Press release

South African Fossil Fuel Subsidies Hit Record Highs as Country's Energy Crisis Deepens

April 10, 2024

April 10 2024, Cape Town—South Africa's fossil fuel subsidies tripled between 2018 and 2023, hitting ZAR 118 billion (USD 7.5 billion), up from ZAR 39 billion (USD 2.9 billion) 5 years earlier, a new report by the International Institute for Sustainable Development (IISD) reveals. 

The increase was largely driven by the global energy crisis, with consumer subsidies rising to reflect higher prices for oil, gas, and coal following Russia's invasion of Ukraine, according to the report Blackouts and Backsliding: Energy Subsidies in South Africa 2023. 

The increases came as global fossil fuel subsidies hit a record high of USD 1.5 trillion in 2022, with governments around the world scrambling to respond to the energy crisis. 

The largest share of fossil fuel subsidies in South Africa in 2023 went to oil and gas consumption, carbon tax exemptions, and the electricity sector. 

Fossil fuels provided 91% of South Africa’s total energy supply in 2021, compared to 80% globally. Coal dominates the electricity sector, accounting for 86% of all generation, while wind and solar make up just 6%. This is despite the fact that the average cost of renewable energy installation bids in South Africa has decreased by more than 77% since 2011.

But while fossil fuel subsidies have increased, the country's creaking electricity system is deteriorating rapidly, with rolling blackouts (known as load shedding) reaching record levels in 2023. The country experienced outages on 335 of 365 days of the year, taking a significant toll on the economy.

Core issues include a lack of investment in new generation and in the grid by the government and Eskom, the heavily indebted state-owned utility, the report said. 

"Soaring fossil fuel subsidies in South Africa mean the country is still locked into dependence on economically volatile fuels, with ill-targeted consumer subsidies failing to protect the poorest families," said Anna Geddes, co-author of the report and associate consultant at IISD.

She added: "Carbon tax exemptions for big emitters like Eskom, as well as current plans to expand gas-generated power, are undermining South Africa’s commitments to shift away from fossil fuels.

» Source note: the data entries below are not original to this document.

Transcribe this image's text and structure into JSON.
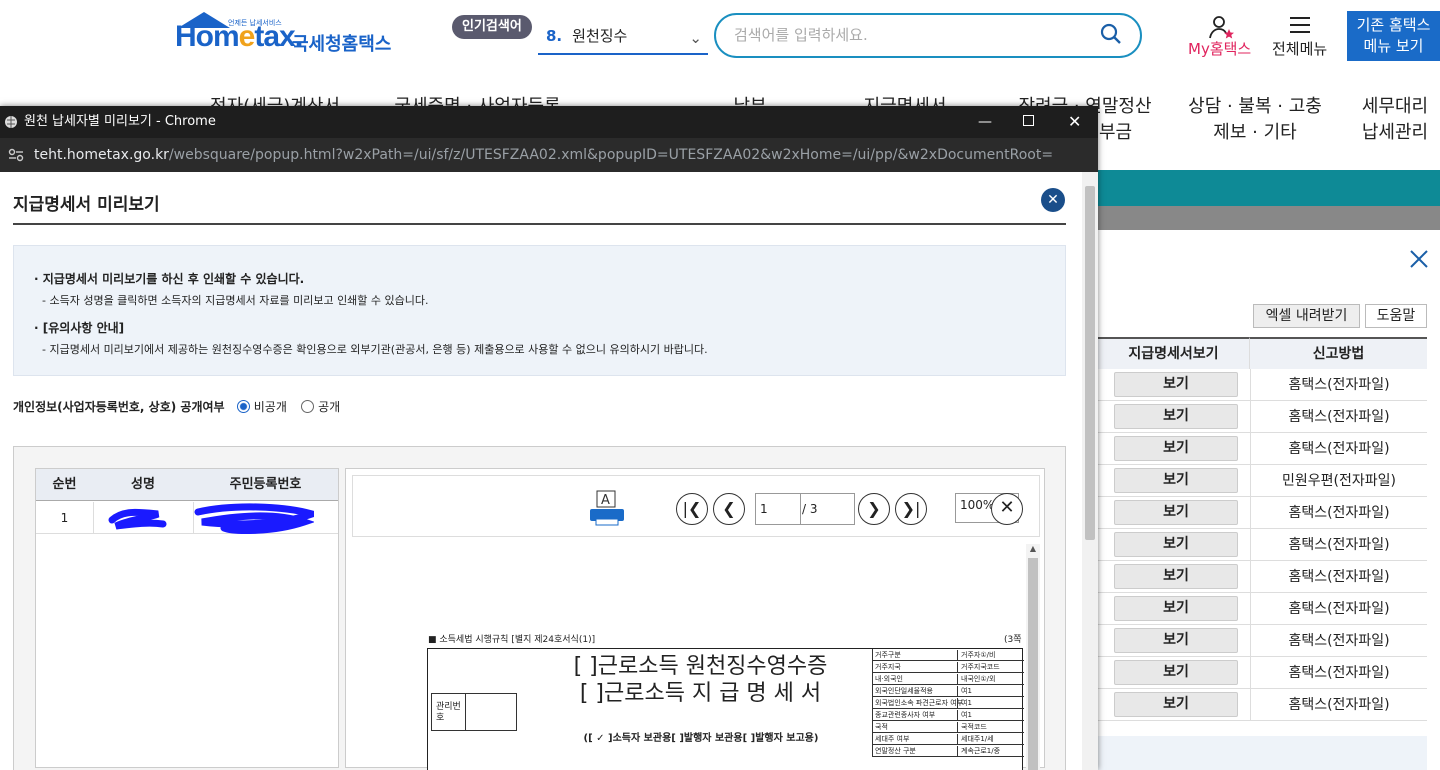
{
  "header": {
    "logo_en_pre": "Hom",
    "logo_en_e": "e",
    "logo_en_post": "tax.",
    "logo_tiny": "언제든 납세서비스",
    "logo_ko": "국세청홈택스",
    "popular_badge": "인기검색어",
    "popular_num": "8.",
    "popular_term": "원천징수",
    "search_placeholder": "검색어를 입력하세요.",
    "my_label": "My홈택스",
    "menu_label": "전체메뉴",
    "old_btn_line1": "기존 홈택스",
    "old_btn_line2": "메뉴 보기",
    "nav": [
      {
        "l1": "전자(세금)계산서",
        "l2": ""
      },
      {
        "l1": "국세증명 · 사업자등록",
        "l2": ""
      },
      {
        "l1": "납부",
        "l2": ""
      },
      {
        "l1": "지급명세서",
        "l2": ""
      },
      {
        "l1": "장려금 · 연말정산",
        "l2": "· 전자기부금"
      },
      {
        "l1": "상담 · 불복 · 고충",
        "l2": "제보 · 기타"
      },
      {
        "l1": "세무대리",
        "l2": "납세관리"
      }
    ]
  },
  "background": {
    "excel_btn": "엑셀 내려받기",
    "help_btn": "도움말",
    "col_view": "지급명세서보기",
    "col_method": "신고방법",
    "rows": [
      {
        "btn": "보기",
        "method": "홈택스(전자파일)"
      },
      {
        "btn": "보기",
        "method": "홈택스(전자파일)"
      },
      {
        "btn": "보기",
        "method": "홈택스(전자파일)"
      },
      {
        "btn": "보기",
        "method": "민원우편(전자파일)"
      },
      {
        "btn": "보기",
        "method": "홈택스(전자파일)"
      },
      {
        "btn": "보기",
        "method": "홈택스(전자파일)"
      },
      {
        "btn": "보기",
        "method": "홈택스(전자파일)"
      },
      {
        "btn": "보기",
        "method": "홈택스(전자파일)"
      },
      {
        "btn": "보기",
        "method": "홈택스(전자파일)"
      },
      {
        "btn": "보기",
        "method": "홈택스(전자파일)"
      },
      {
        "btn": "보기",
        "method": "홈택스(전자파일)"
      }
    ]
  },
  "popup": {
    "window_title": "원천 납세자별 미리보기 - Chrome",
    "url_host": "teht.hometax.go.kr",
    "url_path": "/websquare/popup.html?w2xPath=/ui/sf/z/UTESFZAA02.xml&popupID=UTESFZAA02&w2xHome=/ui/pp/&w2xDocumentRoot=",
    "page_title": "지급명세서 미리보기",
    "info_h1": "지급명세서 미리보기를 하신 후 인쇄할 수 있습니다.",
    "info_t1": "소득자 성명을 클릭하면 소득자의 지급명세서 자료를 미리보고 인쇄할 수 있습니다.",
    "info_h2": "[유의사항 안내]",
    "info_t2": "지급명세서 미리보기에서 제공하는 원천징수영수증은 확인용으로 외부기관(관공서, 은행 등) 제출용으로 사용할 수 없으니 유의하시기 바랍니다.",
    "privacy_label": "개인정보(사업자등록번호, 상호) 공개여부",
    "privacy_opt_private": "비공개",
    "privacy_opt_public": "공개",
    "list_headers": [
      "순번",
      "성명",
      "주민등록번호"
    ],
    "list_row_no": "1",
    "viewer_page": "1",
    "viewer_total": "/ 3",
    "viewer_zoom": "100%",
    "doc_header_left": "■ 소득세법 시행규칙 [별지 제24호서식(1)]",
    "doc_header_right": "(3쪽",
    "doc_title1": "[  ]근로소득 원천징수영수증",
    "doc_title2": "[  ]근로소득 지 급 명 세 서",
    "doc_sub": "([ ✓ ]소득자 보관용[      ]발행자 보관용[      ]발행자 보고용)",
    "doc_mgmt": "관리번호",
    "doc_fields": [
      "거주구분",
      "거주자①/비",
      "거주지국",
      "거주지국코드",
      "내·외국인",
      "내국인①/외",
      "외국인단일세율적용",
      "여1",
      "외국법인소속 파견근로자 여부",
      "여1",
      "종교관련종사자 여부",
      "여1",
      "국적",
      "국적코드",
      "세대주 여부",
      "세대주1/세",
      "연말정산 구분",
      "계속근로1/중"
    ]
  }
}
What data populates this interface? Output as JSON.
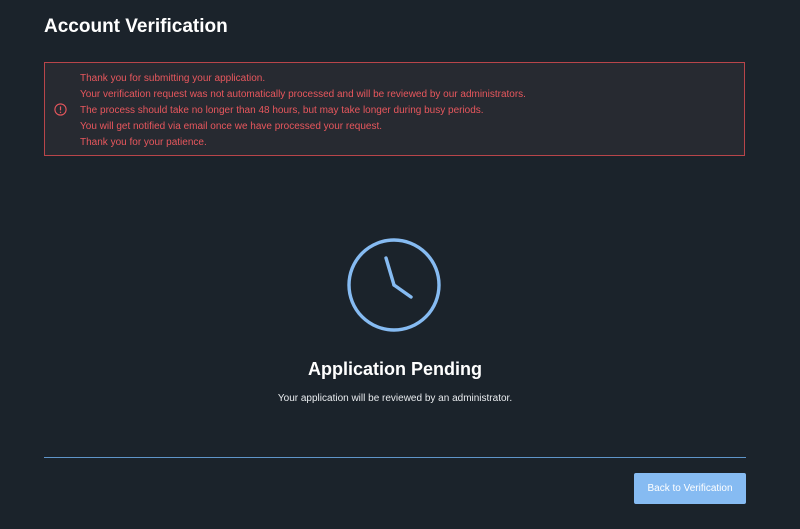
{
  "page": {
    "title": "Account Verification"
  },
  "alert": {
    "icon": "exclamation-circle-icon",
    "color": "#e8575d",
    "lines": [
      "Thank you for submitting your application.",
      "Your verification request was not automatically processed and will be reviewed by our administrators.",
      "The process should take no longer than 48 hours, but may take longer during busy periods.",
      "You will get notified via email once we have processed your request.",
      "Thank you for your patience."
    ]
  },
  "status": {
    "icon": "clock-icon",
    "title": "Application Pending",
    "description": "Your application will be reviewed by an administrator."
  },
  "actions": {
    "back_label": "Back to Verification",
    "accent": "#86bbf2"
  }
}
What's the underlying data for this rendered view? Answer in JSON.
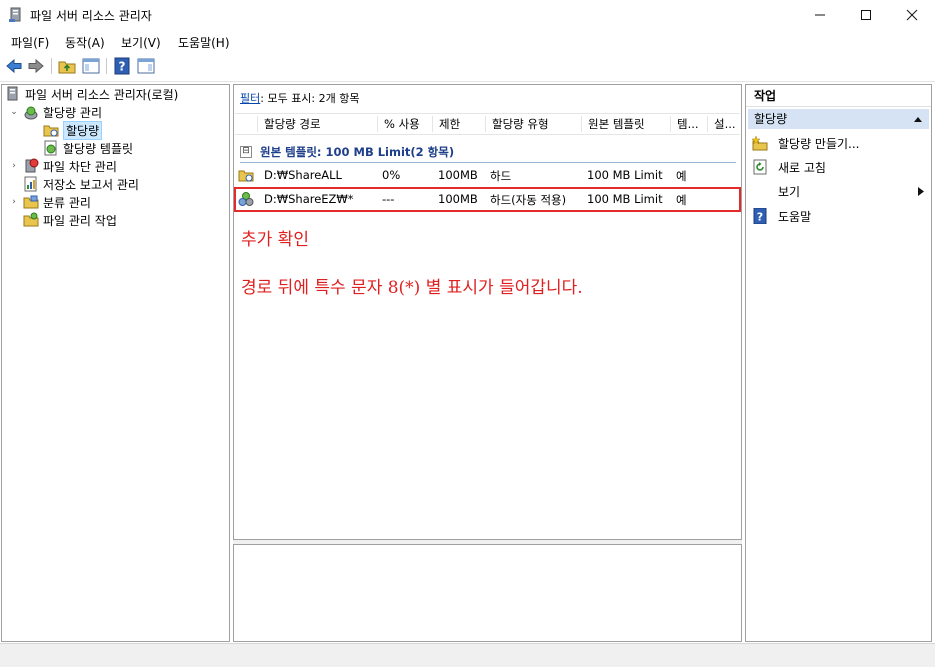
{
  "window": {
    "title": "파일 서버 리소스 관리자"
  },
  "menu": [
    "파일(F)",
    "동작(A)",
    "보기(V)",
    "도움말(H)"
  ],
  "tree": {
    "root": "파일 서버 리소스 관리자(로컬)",
    "items": [
      {
        "label": "할당량 관리",
        "expanded": true
      },
      {
        "label": "할당량",
        "selected": true
      },
      {
        "label": "할당량 템플릿"
      },
      {
        "label": "파일 차단 관리"
      },
      {
        "label": "저장소 보고서 관리"
      },
      {
        "label": "분류 관리"
      },
      {
        "label": "파일 관리 작업"
      }
    ]
  },
  "list": {
    "filter_link": "필터",
    "filter_text": ": 모두 표시: 2개 항목",
    "columns": [
      "할당량 경로",
      "% 사용",
      "제한",
      "할당량 유형",
      "원본 템플릿",
      "템...",
      "설..."
    ],
    "group_label": "원본 템플릿: 100 MB Limit(2 항목)",
    "group_toggle": "⊟",
    "rows": [
      {
        "path": "D:₩ShareALL",
        "used": "0%",
        "limit": "100MB",
        "type": "하드",
        "template": "100 MB Limit",
        "match": "예"
      },
      {
        "path": "D:₩ShareEZ₩*",
        "used": "---",
        "limit": "100MB",
        "type": "하드(자동 적용)",
        "template": "100 MB Limit",
        "match": "예"
      }
    ]
  },
  "annotations": {
    "note1": "추가 확인",
    "note2": "경로 뒤에 특수 문자 8(*) 별 표시가 들어갑니다."
  },
  "actions": {
    "header": "작업",
    "section": "할당량",
    "items": [
      "할당량 만들기...",
      "새로 고침",
      "보기",
      "도움말"
    ]
  }
}
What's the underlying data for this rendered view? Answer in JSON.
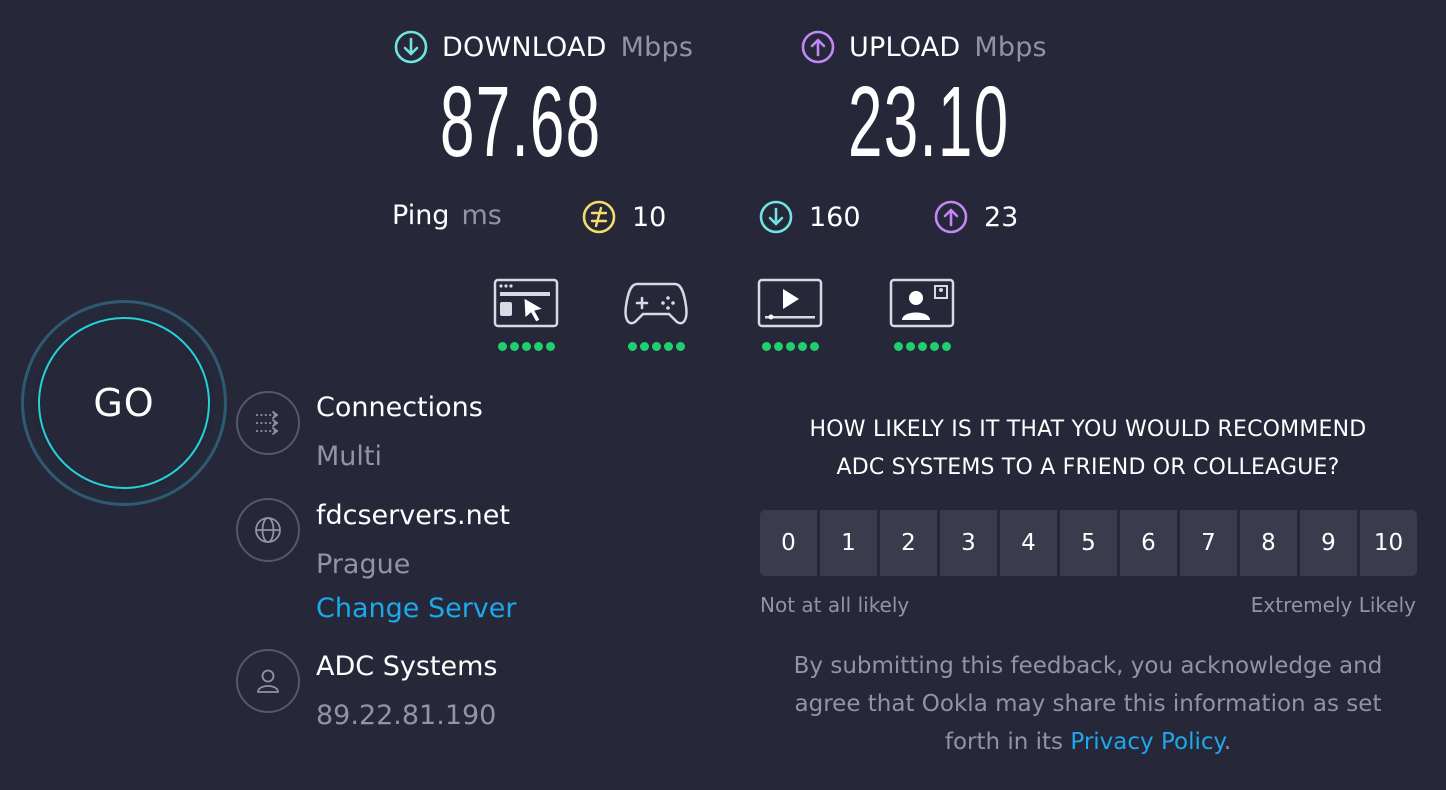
{
  "download": {
    "label": "DOWNLOAD",
    "unit": "Mbps",
    "value": "87.68",
    "icon": "download-arrow-icon",
    "color": "#6fe4e0"
  },
  "upload": {
    "label": "UPLOAD",
    "unit": "Mbps",
    "value": "23.10",
    "icon": "upload-arrow-icon",
    "color": "#c187f5"
  },
  "ping": {
    "label": "Ping",
    "unit": "ms",
    "idle": {
      "value": "10",
      "icon": "ping-idle-icon",
      "color": "#f2de6e"
    },
    "download": {
      "value": "160",
      "icon": "download-arrow-icon",
      "color": "#6fe4e0"
    },
    "upload": {
      "value": "23",
      "icon": "upload-arrow-icon",
      "color": "#c187f5"
    }
  },
  "quality": [
    {
      "name": "web-browsing-icon",
      "rating": 5
    },
    {
      "name": "gaming-icon",
      "rating": 5
    },
    {
      "name": "video-streaming-icon",
      "rating": 5
    },
    {
      "name": "video-chat-icon",
      "rating": 5
    }
  ],
  "go_button": {
    "label": "GO"
  },
  "connections": {
    "title": "Connections",
    "value": "Multi",
    "icon": "connections-icon"
  },
  "server": {
    "title": "fdcservers.net",
    "location": "Prague",
    "change_label": "Change Server",
    "icon": "globe-icon"
  },
  "provider": {
    "title": "ADC Systems",
    "ip": "89.22.81.190",
    "icon": "user-icon"
  },
  "survey": {
    "question_line1": "HOW LIKELY IS IT THAT YOU WOULD RECOMMEND",
    "question_line2": "ADC SYSTEMS TO A FRIEND OR COLLEAGUE?",
    "scale": [
      "0",
      "1",
      "2",
      "3",
      "4",
      "5",
      "6",
      "7",
      "8",
      "9",
      "10"
    ],
    "low_label": "Not at all likely",
    "high_label": "Extremely Likely",
    "disclaimer_line1": "By submitting this feedback, you acknowledge and",
    "disclaimer_line2": "agree that Ookla may share this information as set",
    "disclaimer_line3_prefix": "forth in its ",
    "privacy_link": "Privacy Policy",
    "disclaimer_suffix": "."
  },
  "colors": {
    "background": "#262738",
    "accent_link": "#1da8ec",
    "go_ring": "#23d1d8",
    "quality_dots": "#1fd06e"
  }
}
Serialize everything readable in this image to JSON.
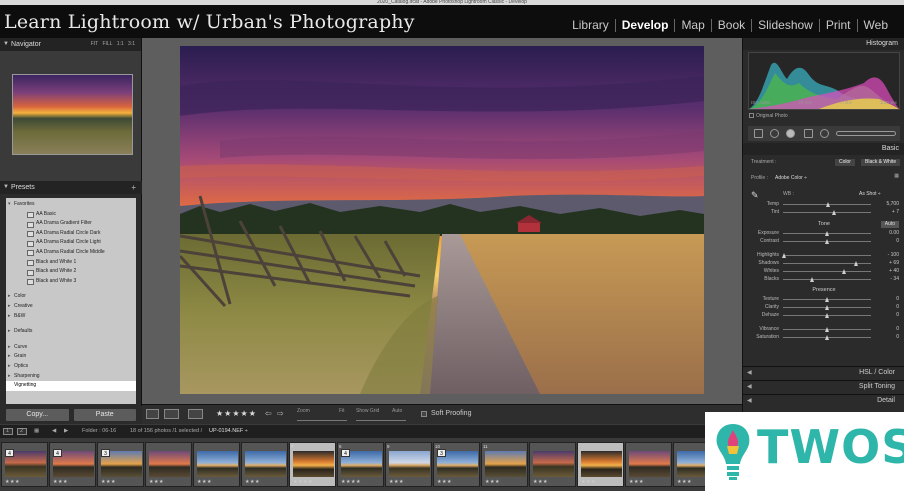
{
  "window": {
    "title": "2020_Catalog.lrcat - Adobe Photoshop Lightroom Classic - Develop"
  },
  "identity_plate": "Learn Lightroom w/ Urban's Photography",
  "modules": [
    {
      "label": "Library",
      "active": false
    },
    {
      "label": "Develop",
      "active": true
    },
    {
      "label": "Map",
      "active": false
    },
    {
      "label": "Book",
      "active": false
    },
    {
      "label": "Slideshow",
      "active": false
    },
    {
      "label": "Print",
      "active": false
    },
    {
      "label": "Web",
      "active": false
    }
  ],
  "left_panel": {
    "navigator": {
      "title": "Navigator",
      "zoom_options": "FIT  FILL  1:1  3:1"
    },
    "presets": {
      "title": "Presets",
      "add_symbol": "+",
      "items": [
        {
          "label": "Favorites",
          "kind": "open"
        },
        {
          "label": "AA Basic",
          "kind": "sub"
        },
        {
          "label": "AA Drama Gradient Filter",
          "kind": "sub"
        },
        {
          "label": "AA Drama Radial Circle Dark",
          "kind": "sub"
        },
        {
          "label": "AA Drama Radial Circle Light",
          "kind": "sub"
        },
        {
          "label": "AA Drama Radial Circle Middle",
          "kind": "sub"
        },
        {
          "label": "Black and White 1",
          "kind": "sub"
        },
        {
          "label": "Black and White 2",
          "kind": "sub"
        },
        {
          "label": "Black and White 3",
          "kind": "sub"
        },
        {
          "label": "",
          "kind": "gap"
        },
        {
          "label": "Color",
          "kind": "folder"
        },
        {
          "label": "Creative",
          "kind": "folder"
        },
        {
          "label": "B&W",
          "kind": "folder"
        },
        {
          "label": "",
          "kind": "gap"
        },
        {
          "label": "Defaults",
          "kind": "folder"
        },
        {
          "label": "",
          "kind": "gap"
        },
        {
          "label": "Curve",
          "kind": "folder"
        },
        {
          "label": "Grain",
          "kind": "folder"
        },
        {
          "label": "Optics",
          "kind": "folder"
        },
        {
          "label": "Sharpening",
          "kind": "folder"
        },
        {
          "label": "Vignetting",
          "kind": "sel"
        }
      ]
    },
    "copy_button": "Copy...",
    "paste_button": "Paste"
  },
  "toolbar": {
    "stars": "★★★★★",
    "zoom_label": "Zoom",
    "fit_label": "Fit",
    "show_grid_label": "Show Grid",
    "auto_label": "Auto",
    "soft_proofing_label": "Soft Proofing"
  },
  "right_panel": {
    "histogram_title": "Histogram",
    "histogram_meta": [
      "ISO 1600",
      "70 mm",
      "f / 8.0",
      "1/30 sec"
    ],
    "original_photo_label": "Original Photo",
    "basic_title": "Basic",
    "treatment_label": "Treatment :",
    "treatment_color": "Color",
    "treatment_bw": "Black & White",
    "profile_label": "Profile :",
    "profile_value": "Adobe Color ÷",
    "wb_label": "WB :",
    "wb_value": "As Shot ÷",
    "tone_label": "Tone",
    "auto_button": "Auto",
    "presence_label": "Presence",
    "sliders_wb": [
      {
        "label": "Temp",
        "value": "5,700",
        "pos": 0.52
      },
      {
        "label": "Tint",
        "value": "+ 7",
        "pos": 0.58
      }
    ],
    "sliders_tone": [
      {
        "label": "Exposure",
        "value": "0.00",
        "pos": 0.5
      },
      {
        "label": "Contrast",
        "value": "0",
        "pos": 0.5
      },
      {
        "label": "",
        "value": "",
        "pos": -1
      },
      {
        "label": "Highlights",
        "value": "- 100",
        "pos": 0.02
      },
      {
        "label": "Shadows",
        "value": "+ 69",
        "pos": 0.84
      },
      {
        "label": "Whites",
        "value": "+ 40",
        "pos": 0.7
      },
      {
        "label": "Blacks",
        "value": "- 34",
        "pos": 0.33
      }
    ],
    "sliders_presence": [
      {
        "label": "Texture",
        "value": "0",
        "pos": 0.5
      },
      {
        "label": "Clarity",
        "value": "0",
        "pos": 0.5
      },
      {
        "label": "Dehaze",
        "value": "0",
        "pos": 0.5
      },
      {
        "label": "",
        "value": "",
        "pos": -1
      },
      {
        "label": "Vibrance",
        "value": "0",
        "pos": 0.5
      },
      {
        "label": "Saturation",
        "value": "0",
        "pos": 0.5
      }
    ],
    "hsl_title": "HSL / Color",
    "split_toning_title": "Split Toning",
    "detail_title": "Detail"
  },
  "filmstrip_bar": {
    "page_1": "1",
    "page_2": "2",
    "folder_text": "Folder : 06-16",
    "count_text": "18 of 156 photos /1 selected /",
    "filename": "UP-0194.NEF ÷"
  },
  "filmstrip": {
    "cells": [
      {
        "num": "",
        "badge": "4",
        "dots": "★★★",
        "selected": false,
        "palette": "a"
      },
      {
        "num": "",
        "badge": "4",
        "dots": "★★★",
        "selected": false,
        "palette": "b"
      },
      {
        "num": "",
        "badge": "3",
        "dots": "★★★",
        "selected": false,
        "palette": "c"
      },
      {
        "num": "",
        "badge": "",
        "dots": "★★★",
        "selected": false,
        "palette": "b"
      },
      {
        "num": "",
        "badge": "",
        "dots": "★★★",
        "selected": false,
        "palette": "d"
      },
      {
        "num": "",
        "badge": "",
        "dots": "★★★",
        "selected": false,
        "palette": "d"
      },
      {
        "num": "7",
        "badge": "",
        "dots": "★★★★",
        "selected": true,
        "palette": "e"
      },
      {
        "num": "8",
        "badge": "4",
        "dots": "★★★★",
        "selected": false,
        "palette": "d"
      },
      {
        "num": "9",
        "badge": "",
        "dots": "★★★",
        "selected": false,
        "palette": "f"
      },
      {
        "num": "10",
        "badge": "3",
        "dots": "★★★",
        "selected": false,
        "palette": "d"
      },
      {
        "num": "11",
        "badge": "",
        "dots": "★★★",
        "selected": false,
        "palette": "c"
      },
      {
        "num": "",
        "badge": "",
        "dots": "★★★",
        "selected": false,
        "palette": "a"
      },
      {
        "num": "",
        "badge": "",
        "dots": "★★★",
        "selected": true,
        "palette": "e"
      },
      {
        "num": "",
        "badge": "",
        "dots": "★★★",
        "selected": false,
        "palette": "b"
      },
      {
        "num": "",
        "badge": "",
        "dots": "★★★",
        "selected": false,
        "palette": "d"
      }
    ]
  },
  "watermark": {
    "text": "TWOS",
    "color": "#2fb6aa"
  }
}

Government support should send a clear signal to investors and the market, and therefore be consistent with climate targets and social priorities, such as ending load shedding and ensuring access to energy for all.”

South Africa committed to phasing out inefficient fossil fuel subsidies as a member of the G20 in 2009 and, more recently, as part of the COP 28 agreement, to tripling the world’s installed renewable capacity to 11,000 GW by 2030 and to transitioning “away from fossil fuels in energy systems in a just, orderly and equitable manner…to achieve net zero by 2050.”

Despite these commitments, the South African government’s latest draft Integrated Resource Plan 2023 outlines a future energy system increasingly dependent on gas, potentially at the expense of renewables.

Geddes added: “Worsening blackouts are taking a heavy social and economic toll on South Africa. Expanding subsidies for economically volatile fossil fuels will ultimately increase the risks South Africans face and fail to address long-term energy security concerns.

“In a world increasingly united in bringing an end to fossil fuel dependency, South Africa must set its sights higher or risk being left in the dark.” 

Media Contacts:

Anna Geddes, Associate Consultant: Energy—
Harry Cockburn, Communications Consultant: Energy—

About IISD

The International Institute for Sustainable Development (IISD) is an award-winning independent think tank working to accelerate solutions for a stable climate, sustainable resource management, and fair economies. Our work inspires better decisions and sparks meaningful action to help people and the planet thrive. We shine a light on what can be achieved when governments, businesses, non-profits, and communities come together. IISD’s staff of more than 250 experts come from across the globe and from many disciplines. With offices in Winnipeg, Geneva, Ottawa, and Toronto, our work affects lives in nearly 100 countries.